* _What you have to do_
Each line of the data that includes the string "branches" is to be copied out.

* _Data shown_
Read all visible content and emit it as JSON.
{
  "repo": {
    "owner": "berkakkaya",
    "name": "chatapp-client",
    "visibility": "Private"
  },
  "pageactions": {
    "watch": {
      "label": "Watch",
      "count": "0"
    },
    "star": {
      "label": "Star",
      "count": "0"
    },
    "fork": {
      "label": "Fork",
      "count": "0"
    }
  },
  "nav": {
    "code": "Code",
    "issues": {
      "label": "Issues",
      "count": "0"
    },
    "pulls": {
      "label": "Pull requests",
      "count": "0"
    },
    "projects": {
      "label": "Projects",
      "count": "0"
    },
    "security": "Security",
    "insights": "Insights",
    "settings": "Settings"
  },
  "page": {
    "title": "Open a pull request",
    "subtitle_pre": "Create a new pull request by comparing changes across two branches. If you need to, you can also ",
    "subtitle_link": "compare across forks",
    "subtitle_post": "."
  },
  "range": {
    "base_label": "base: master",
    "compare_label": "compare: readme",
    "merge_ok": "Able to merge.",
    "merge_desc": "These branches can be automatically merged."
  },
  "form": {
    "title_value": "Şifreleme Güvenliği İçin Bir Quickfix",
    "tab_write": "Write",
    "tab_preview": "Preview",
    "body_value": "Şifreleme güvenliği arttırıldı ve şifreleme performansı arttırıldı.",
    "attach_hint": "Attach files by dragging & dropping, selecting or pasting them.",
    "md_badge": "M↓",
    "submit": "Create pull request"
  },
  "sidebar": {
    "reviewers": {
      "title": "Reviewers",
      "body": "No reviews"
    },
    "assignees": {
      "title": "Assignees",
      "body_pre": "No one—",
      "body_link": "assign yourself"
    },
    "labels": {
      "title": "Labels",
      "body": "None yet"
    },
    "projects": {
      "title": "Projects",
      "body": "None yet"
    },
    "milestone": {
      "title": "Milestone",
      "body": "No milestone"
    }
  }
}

* _Response to this task_
    "subtitle_pre": "Create a new pull request by comparing changes across two branches. If you need to, you can also ",
    "merge_desc": "These branches can be automatically merged."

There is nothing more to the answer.